Interestingly, the phases of the moon can be seen right at home – Spend a little experiment. All you need – a tennis ball that has a rough texture.
You need to go out and keep the ball, focusing on the sun. If the Moon is also visible in the sky, it is essential to hold the ball at arm’s length towards her.
If the angular distance between the ball, which acts as the moon and the sun will be the same as that between this Moon and the Sun, the Moon and the ball will be in the same phase. Of course, if you move the ball to another situation, its phase changes due to changes in the angle of illumination. You can move the ball so that it will be wholly illuminated (full moon) or lit only half (quarter).
Moon phases associated with the situation of the Moon on the Earth’s orbit. Satellite passes through the entire cycle phases 29.53 per day – from one phase of the new moon to the other. In this phase, from the point of view of a spectator on Earth, the Moon is in the same position in the sky as the sun. Therefore, we cannot see the new moon, unless it passes directly in front of the Sun – then there is a solar eclipse. Half Moon, we see, when it passes the first quarter of the cycle – approximately 7.4 days after the new moon. At this stage, it goes back 6 hours later, the sun, generally around noon.
Phase complete moon occurs within 14.8 days after the new moon, the moon is straight opposite the Sun, its disk is fully illuminated. It goes back at sunset, its highest point in the sky – at midnight, and sets at sunrise. Last quarter (when the moon is illuminated by the other half) comes after 22.1 days after the new moon. In this phase, the moon will rise 6 hours before the sun – around midnight.
Near the filled moon come March 5 – at this instant the Moon is at apogee (the farthest point from Earth orbit), at a distance of 406,384 km. This will be the little full moon this year.

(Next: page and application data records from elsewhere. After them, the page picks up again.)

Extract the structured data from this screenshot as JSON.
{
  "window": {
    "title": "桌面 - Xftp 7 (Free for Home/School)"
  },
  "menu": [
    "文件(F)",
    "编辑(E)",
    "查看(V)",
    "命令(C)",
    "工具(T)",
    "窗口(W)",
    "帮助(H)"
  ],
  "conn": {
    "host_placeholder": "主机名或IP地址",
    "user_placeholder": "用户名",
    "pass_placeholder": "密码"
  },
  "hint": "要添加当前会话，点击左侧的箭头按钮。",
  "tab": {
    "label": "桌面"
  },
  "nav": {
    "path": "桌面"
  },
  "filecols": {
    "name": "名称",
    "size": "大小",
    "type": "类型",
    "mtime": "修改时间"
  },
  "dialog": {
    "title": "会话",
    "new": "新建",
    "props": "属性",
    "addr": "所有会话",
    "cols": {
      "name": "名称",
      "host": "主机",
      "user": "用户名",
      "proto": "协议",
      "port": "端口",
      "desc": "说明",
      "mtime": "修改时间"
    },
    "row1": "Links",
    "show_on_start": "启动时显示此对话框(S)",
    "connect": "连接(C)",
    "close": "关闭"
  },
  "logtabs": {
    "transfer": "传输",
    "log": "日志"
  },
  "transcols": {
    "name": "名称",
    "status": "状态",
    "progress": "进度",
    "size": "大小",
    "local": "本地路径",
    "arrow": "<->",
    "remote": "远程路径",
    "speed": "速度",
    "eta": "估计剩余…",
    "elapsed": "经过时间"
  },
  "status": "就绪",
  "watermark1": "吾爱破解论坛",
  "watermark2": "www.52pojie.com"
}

Because of this, the Moon moves in its orbit is fairly slow, both of these effects make it move across the sky from night to night particularly inconspicuous.